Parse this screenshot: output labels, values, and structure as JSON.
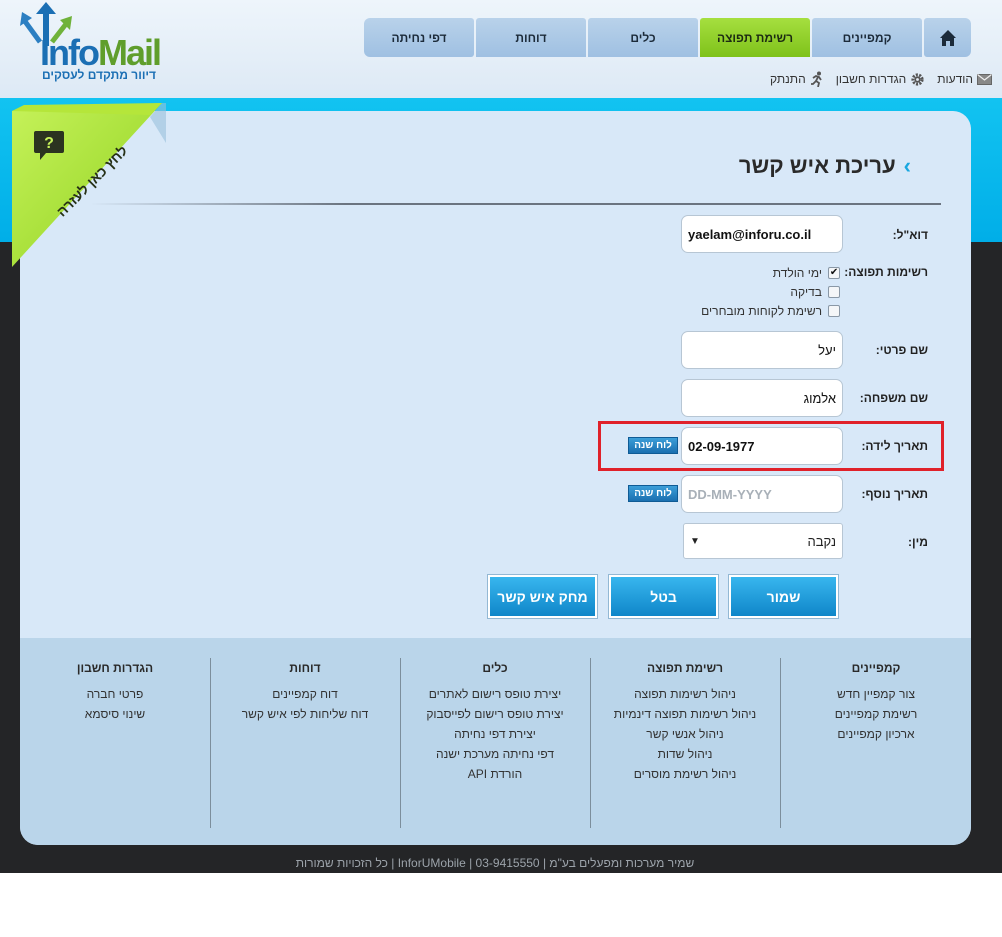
{
  "brand": {
    "logo_info": "Info",
    "logo_mail": "Mail",
    "tagline": "דיוור מתקדם לעסקים",
    "colors": {
      "blue": "#1b6fb4",
      "green": "#5f9e2c"
    }
  },
  "nav": {
    "tabs": [
      {
        "label": "דפי נחיתה"
      },
      {
        "label": "דוחות"
      },
      {
        "label": "כלים"
      },
      {
        "label": "רשימת תפוצה",
        "active": true
      },
      {
        "label": "קמפיינים"
      }
    ],
    "home_icon": "home-icon"
  },
  "subnav": {
    "messages": "הודעות",
    "settings": "הגדרות חשבון",
    "logout": "התנתק"
  },
  "help": {
    "label": "לחץ כאן לעזרה",
    "icon": "question-bubble-icon"
  },
  "form": {
    "title": "עריכת איש קשר",
    "email_label": "דוא\"ל:",
    "email_value": "yaelam@inforu.co.il",
    "lists_label": "רשימות תפוצה:",
    "lists": [
      {
        "label": "ימי הולדת",
        "checked": true
      },
      {
        "label": "בדיקה",
        "checked": false
      },
      {
        "label": "רשימת לקוחות מובחרים",
        "checked": false
      }
    ],
    "first_name_label": "שם פרטי:",
    "first_name_value": "יעל",
    "last_name_label": "שם משפחה:",
    "last_name_value": "אלמוג",
    "birth_date_label": "תאריך לידה:",
    "birth_date_value": "02-09-1977",
    "extra_date_label": "תאריך נוסף:",
    "extra_date_placeholder": "DD-MM-YYYY",
    "calendar_button": "לוח שנה",
    "gender_label": "מין:",
    "gender_value": "נקבה",
    "save_button": "שמור",
    "cancel_button": "בטל",
    "delete_button": "מחק איש קשר"
  },
  "footer": {
    "columns": [
      {
        "title": "קמפיינים",
        "links": [
          "צור קמפיין חדש",
          "רשימת קמפיינים",
          "ארכיון קמפיינים"
        ]
      },
      {
        "title": "רשימת תפוצה",
        "links": [
          "ניהול רשימות תפוצה",
          "ניהול רשימות תפוצה דינמיות",
          "ניהול אנשי קשר",
          "ניהול שדות",
          "ניהול רשימת מוסרים"
        ]
      },
      {
        "title": "כלים",
        "links": [
          "יצירת טופס רישום לאתרים",
          "יצירת טופס רישום לפייסבוק",
          "יצירת דפי נחיתה",
          "דפי נחיתה מערכת ישנה",
          "הורדת API"
        ]
      },
      {
        "title": "דוחות",
        "links": [
          "דוח קמפיינים",
          "דוח שליחות לפי איש קשר"
        ]
      },
      {
        "title": "הגדרות חשבון",
        "links": [
          "פרטי חברה",
          "שינוי סיסמא"
        ]
      }
    ],
    "copyright": "שמיר מערכות ומפעלים בע\"מ | 03-9415550 | InforUMobile | כל הזכויות שמורות"
  }
}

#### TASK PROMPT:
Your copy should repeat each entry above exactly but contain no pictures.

#### RESPONSE BOX:
Parse this screenshot: output labels, values, and structure as JSON.
{
  "brand": {
    "logo_info": "Info",
    "logo_mail": "Mail",
    "tagline": "דיוור מתקדם לעסקים",
    "colors": {
      "blue": "#1b6fb4",
      "green": "#5f9e2c"
    }
  },
  "nav": {
    "tabs": [
      {
        "label": "דפי נחיתה"
      },
      {
        "label": "דוחות"
      },
      {
        "label": "כלים"
      },
      {
        "label": "רשימת תפוצה",
        "active": true
      },
      {
        "label": "קמפיינים"
      }
    ],
    "home_icon": "home-icon"
  },
  "subnav": {
    "messages": "הודעות",
    "settings": "הגדרות חשבון",
    "logout": "התנתק"
  },
  "help": {
    "label": "לחץ כאן לעזרה",
    "icon": "question-bubble-icon"
  },
  "form": {
    "title": "עריכת איש קשר",
    "email_label": "דוא\"ל:",
    "email_value": "yaelam@inforu.co.il",
    "lists_label": "רשימות תפוצה:",
    "lists": [
      {
        "label": "ימי הולדת",
        "checked": true
      },
      {
        "label": "בדיקה",
        "checked": false
      },
      {
        "label": "רשימת לקוחות מובחרים",
        "checked": false
      }
    ],
    "first_name_label": "שם פרטי:",
    "first_name_value": "יעל",
    "last_name_label": "שם משפחה:",
    "last_name_value": "אלמוג",
    "birth_date_label": "תאריך לידה:",
    "birth_date_value": "02-09-1977",
    "extra_date_label": "תאריך נוסף:",
    "extra_date_placeholder": "DD-MM-YYYY",
    "calendar_button": "לוח שנה",
    "gender_label": "מין:",
    "gender_value": "נקבה",
    "save_button": "שמור",
    "cancel_button": "בטל",
    "delete_button": "מחק איש קשר"
  },
  "footer": {
    "columns": [
      {
        "title": "קמפיינים",
        "links": [
          "צור קמפיין חדש",
          "רשימת קמפיינים",
          "ארכיון קמפיינים"
        ]
      },
      {
        "title": "רשימת תפוצה",
        "links": [
          "ניהול רשימות תפוצה",
          "ניהול רשימות תפוצה דינמיות",
          "ניהול אנשי קשר",
          "ניהול שדות",
          "ניהול רשימת מוסרים"
        ]
      },
      {
        "title": "כלים",
        "links": [
          "יצירת טופס רישום לאתרים",
          "יצירת טופס רישום לפייסבוק",
          "יצירת דפי נחיתה",
          "דפי נחיתה מערכת ישנה",
          "הורדת API"
        ]
      },
      {
        "title": "דוחות",
        "links": [
          "דוח קמפיינים",
          "דוח שליחות לפי איש קשר"
        ]
      },
      {
        "title": "הגדרות חשבון",
        "links": [
          "פרטי חברה",
          "שינוי סיסמא"
        ]
      }
    ],
    "copyright": "שמיר מערכות ומפעלים בע\"מ | 03-9415550 | InforUMobile | כל הזכויות שמורות"
  }
}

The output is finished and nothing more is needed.